Formed at Flint in September 1914 as a home service ("Second line") unit.
22 April 1915 : attached to 203rd Brigade, 68th Division at Northampton. Moved to Bedford in July 1915, Westleton in November 1916 and Henham Park (Halesworth) in May 1917. Finally moved to Yarmouth in October 1917.
16 March 1918 : disbanded.
5th (Flintshire) Battalion (TF) Machine Gun section 1915
Only the 1st and 9th Battalions took part in the first day of the battle, 1 July, at the villages of Fricourt and La Boiselle respectively. Being in reserve, their losses were light, in marked contrast to those of the British Army as a whole which, in all, suffered over 57,000 casualties, of whom 19,240 were killed. But between 5 and 12 July, the Royal Welch Fusiliers, particularly in those battalions which formed part of the 38th (Welsh) Division, were to be embroiled in a part of the wider battle whose name will always be synonymous with the courage of the Welsh soldier – Mametz Wood.
The Wood was strategically important and strongly defended by German infantry and artillery; successive assaults on 7 to 8 July failed as the advancing troops were cut down while crossing open ground.
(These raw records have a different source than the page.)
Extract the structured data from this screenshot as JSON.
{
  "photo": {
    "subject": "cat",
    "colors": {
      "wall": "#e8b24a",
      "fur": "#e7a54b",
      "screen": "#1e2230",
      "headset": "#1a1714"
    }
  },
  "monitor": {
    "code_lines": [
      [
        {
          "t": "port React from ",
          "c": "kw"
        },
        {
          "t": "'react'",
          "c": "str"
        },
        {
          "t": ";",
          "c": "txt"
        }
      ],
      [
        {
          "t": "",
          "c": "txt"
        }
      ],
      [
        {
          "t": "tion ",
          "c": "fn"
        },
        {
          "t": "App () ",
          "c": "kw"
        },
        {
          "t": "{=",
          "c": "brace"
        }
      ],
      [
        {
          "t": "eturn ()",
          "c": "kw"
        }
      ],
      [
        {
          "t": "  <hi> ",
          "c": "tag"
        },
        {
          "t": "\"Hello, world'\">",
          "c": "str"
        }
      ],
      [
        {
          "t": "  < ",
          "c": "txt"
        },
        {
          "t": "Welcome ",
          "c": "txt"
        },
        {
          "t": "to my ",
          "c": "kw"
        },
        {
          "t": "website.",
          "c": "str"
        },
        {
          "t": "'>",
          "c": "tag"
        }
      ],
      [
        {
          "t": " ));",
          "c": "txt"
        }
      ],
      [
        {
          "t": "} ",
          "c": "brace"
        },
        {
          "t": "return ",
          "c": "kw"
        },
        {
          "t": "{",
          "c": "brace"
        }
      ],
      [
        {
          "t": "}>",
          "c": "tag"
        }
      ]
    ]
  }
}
However, a renewed attack by the 113th and 114th Brigades (the former consisting of four RWF battalions) early on 10 July gained a foothold in the Wood, and until late the following day Welsh battalions fought their way through the chaotic, shattered and bewildering mass of broken timber and dense undergrowth against an unseen enemy, preceded by a creeping artillery barrage which added to the deafening noise and further uprooted or brought down trees. To add to the horror and confusion, this even fell at times on their own men. But on the night of 11/12 July the Germans withdrew from the Wood, leaving behind hundreds of dead.